> Excerpted data
* * *
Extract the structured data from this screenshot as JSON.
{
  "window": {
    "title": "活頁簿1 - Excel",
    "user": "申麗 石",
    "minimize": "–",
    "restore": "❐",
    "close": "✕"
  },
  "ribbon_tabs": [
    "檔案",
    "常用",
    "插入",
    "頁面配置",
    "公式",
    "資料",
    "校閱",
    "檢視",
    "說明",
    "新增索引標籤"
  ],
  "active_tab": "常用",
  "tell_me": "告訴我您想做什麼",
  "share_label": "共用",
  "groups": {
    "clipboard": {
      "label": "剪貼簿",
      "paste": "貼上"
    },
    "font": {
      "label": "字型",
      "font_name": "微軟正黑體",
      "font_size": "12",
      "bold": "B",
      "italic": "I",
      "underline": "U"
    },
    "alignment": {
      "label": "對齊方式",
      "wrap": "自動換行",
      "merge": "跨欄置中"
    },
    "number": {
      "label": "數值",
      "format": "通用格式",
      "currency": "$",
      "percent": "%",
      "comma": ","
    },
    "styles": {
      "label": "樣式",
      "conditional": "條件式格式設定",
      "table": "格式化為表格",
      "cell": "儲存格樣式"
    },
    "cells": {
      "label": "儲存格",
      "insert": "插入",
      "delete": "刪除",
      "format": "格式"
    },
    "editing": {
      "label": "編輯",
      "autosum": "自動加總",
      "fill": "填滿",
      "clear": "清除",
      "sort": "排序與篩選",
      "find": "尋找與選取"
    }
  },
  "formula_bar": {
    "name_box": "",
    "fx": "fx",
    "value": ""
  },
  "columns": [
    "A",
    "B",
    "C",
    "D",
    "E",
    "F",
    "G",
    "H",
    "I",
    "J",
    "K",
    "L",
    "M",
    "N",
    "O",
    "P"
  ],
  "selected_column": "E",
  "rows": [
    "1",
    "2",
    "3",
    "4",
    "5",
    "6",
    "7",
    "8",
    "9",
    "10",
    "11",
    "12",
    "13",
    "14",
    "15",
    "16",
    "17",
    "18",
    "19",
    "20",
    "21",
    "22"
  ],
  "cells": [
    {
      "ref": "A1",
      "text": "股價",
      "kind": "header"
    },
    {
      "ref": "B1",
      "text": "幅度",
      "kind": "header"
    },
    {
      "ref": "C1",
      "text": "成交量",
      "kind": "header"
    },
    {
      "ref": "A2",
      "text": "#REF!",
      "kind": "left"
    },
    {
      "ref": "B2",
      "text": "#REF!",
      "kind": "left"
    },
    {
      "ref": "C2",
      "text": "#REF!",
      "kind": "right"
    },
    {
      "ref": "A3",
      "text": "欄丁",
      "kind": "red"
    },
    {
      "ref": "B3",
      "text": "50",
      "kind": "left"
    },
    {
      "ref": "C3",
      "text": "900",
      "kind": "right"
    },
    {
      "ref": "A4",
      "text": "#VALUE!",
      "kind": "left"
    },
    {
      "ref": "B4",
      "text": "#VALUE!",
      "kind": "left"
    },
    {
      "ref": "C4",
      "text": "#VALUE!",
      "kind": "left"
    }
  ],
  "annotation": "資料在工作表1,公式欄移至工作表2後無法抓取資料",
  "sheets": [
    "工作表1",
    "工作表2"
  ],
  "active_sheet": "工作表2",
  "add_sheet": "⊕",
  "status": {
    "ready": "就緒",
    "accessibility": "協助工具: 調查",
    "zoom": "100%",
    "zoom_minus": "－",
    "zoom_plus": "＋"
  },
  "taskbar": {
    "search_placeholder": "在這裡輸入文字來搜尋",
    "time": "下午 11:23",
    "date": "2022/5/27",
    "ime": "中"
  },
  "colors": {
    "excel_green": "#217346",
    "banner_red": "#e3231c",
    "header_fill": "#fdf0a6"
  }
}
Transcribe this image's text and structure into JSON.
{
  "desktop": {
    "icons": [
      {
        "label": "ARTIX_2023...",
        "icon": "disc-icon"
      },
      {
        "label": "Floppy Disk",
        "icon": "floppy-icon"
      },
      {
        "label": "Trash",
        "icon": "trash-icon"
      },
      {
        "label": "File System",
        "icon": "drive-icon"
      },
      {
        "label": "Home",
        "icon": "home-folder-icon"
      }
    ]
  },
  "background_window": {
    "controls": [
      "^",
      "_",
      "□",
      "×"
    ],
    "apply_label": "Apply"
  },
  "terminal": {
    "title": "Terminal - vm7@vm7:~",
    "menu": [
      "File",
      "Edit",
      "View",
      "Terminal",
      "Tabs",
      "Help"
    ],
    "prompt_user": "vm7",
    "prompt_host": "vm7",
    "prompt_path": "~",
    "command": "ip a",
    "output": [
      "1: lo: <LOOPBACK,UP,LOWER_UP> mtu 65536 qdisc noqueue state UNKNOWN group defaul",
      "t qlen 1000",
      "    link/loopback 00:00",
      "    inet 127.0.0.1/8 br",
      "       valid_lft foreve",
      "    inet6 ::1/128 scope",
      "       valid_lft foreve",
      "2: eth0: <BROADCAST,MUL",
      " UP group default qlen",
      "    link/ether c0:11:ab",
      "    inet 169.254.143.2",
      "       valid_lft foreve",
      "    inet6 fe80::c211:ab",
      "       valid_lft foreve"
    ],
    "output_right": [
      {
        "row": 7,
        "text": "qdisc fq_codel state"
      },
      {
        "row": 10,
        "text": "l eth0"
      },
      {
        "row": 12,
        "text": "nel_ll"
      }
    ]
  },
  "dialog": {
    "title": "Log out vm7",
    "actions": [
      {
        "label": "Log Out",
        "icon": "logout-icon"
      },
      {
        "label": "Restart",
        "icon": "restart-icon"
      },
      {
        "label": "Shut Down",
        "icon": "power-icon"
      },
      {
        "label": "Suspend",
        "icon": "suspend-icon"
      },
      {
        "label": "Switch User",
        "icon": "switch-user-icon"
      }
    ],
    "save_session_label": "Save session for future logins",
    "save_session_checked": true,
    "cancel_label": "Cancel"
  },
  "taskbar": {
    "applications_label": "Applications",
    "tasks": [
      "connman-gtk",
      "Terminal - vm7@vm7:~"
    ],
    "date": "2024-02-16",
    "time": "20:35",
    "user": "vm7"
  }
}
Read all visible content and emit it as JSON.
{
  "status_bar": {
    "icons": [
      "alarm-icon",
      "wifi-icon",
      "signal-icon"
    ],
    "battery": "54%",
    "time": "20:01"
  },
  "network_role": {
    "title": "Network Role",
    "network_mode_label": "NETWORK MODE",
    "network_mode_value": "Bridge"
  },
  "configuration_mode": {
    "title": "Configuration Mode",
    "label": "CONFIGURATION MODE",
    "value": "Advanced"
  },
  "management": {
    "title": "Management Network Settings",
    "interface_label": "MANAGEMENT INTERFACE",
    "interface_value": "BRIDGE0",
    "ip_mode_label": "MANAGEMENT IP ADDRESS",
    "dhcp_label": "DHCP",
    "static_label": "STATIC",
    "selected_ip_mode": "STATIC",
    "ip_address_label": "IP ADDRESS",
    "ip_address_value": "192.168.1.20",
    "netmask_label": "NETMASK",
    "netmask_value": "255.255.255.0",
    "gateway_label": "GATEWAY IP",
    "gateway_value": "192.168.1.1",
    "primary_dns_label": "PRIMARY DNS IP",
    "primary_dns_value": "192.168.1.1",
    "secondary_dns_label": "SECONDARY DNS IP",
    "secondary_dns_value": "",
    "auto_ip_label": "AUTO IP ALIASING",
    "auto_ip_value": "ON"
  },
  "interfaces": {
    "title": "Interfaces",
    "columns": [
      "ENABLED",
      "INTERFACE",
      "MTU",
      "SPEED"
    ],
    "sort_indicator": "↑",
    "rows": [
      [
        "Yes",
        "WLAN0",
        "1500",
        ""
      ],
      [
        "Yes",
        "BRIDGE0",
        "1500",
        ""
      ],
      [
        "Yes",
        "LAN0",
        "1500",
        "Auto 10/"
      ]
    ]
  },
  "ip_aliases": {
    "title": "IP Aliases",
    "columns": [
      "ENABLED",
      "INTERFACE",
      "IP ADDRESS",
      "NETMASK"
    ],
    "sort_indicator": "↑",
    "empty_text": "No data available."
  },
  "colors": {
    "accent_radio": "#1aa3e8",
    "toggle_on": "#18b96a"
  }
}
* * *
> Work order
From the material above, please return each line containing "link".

> Task answer
      "    link/loopback 00:00",
      "    link/ether c0:11:ab",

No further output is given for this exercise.